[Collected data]
######

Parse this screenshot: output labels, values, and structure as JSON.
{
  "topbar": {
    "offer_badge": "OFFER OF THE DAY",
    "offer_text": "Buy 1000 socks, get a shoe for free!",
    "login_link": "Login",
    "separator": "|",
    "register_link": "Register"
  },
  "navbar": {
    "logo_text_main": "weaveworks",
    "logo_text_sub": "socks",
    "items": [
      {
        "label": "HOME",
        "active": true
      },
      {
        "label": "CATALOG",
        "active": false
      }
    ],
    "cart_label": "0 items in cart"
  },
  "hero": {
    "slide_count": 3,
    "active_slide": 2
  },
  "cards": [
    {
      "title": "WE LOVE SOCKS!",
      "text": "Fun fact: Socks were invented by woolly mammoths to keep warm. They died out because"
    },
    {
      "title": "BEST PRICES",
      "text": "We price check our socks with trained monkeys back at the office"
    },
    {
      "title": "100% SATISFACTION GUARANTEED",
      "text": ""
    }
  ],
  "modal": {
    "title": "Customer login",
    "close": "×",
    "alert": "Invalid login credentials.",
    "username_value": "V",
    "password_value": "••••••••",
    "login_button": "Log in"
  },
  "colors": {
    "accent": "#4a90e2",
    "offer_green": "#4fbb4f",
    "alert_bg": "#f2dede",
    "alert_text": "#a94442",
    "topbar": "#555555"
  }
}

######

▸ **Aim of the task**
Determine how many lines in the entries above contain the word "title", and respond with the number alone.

▸ **Solved problem**
4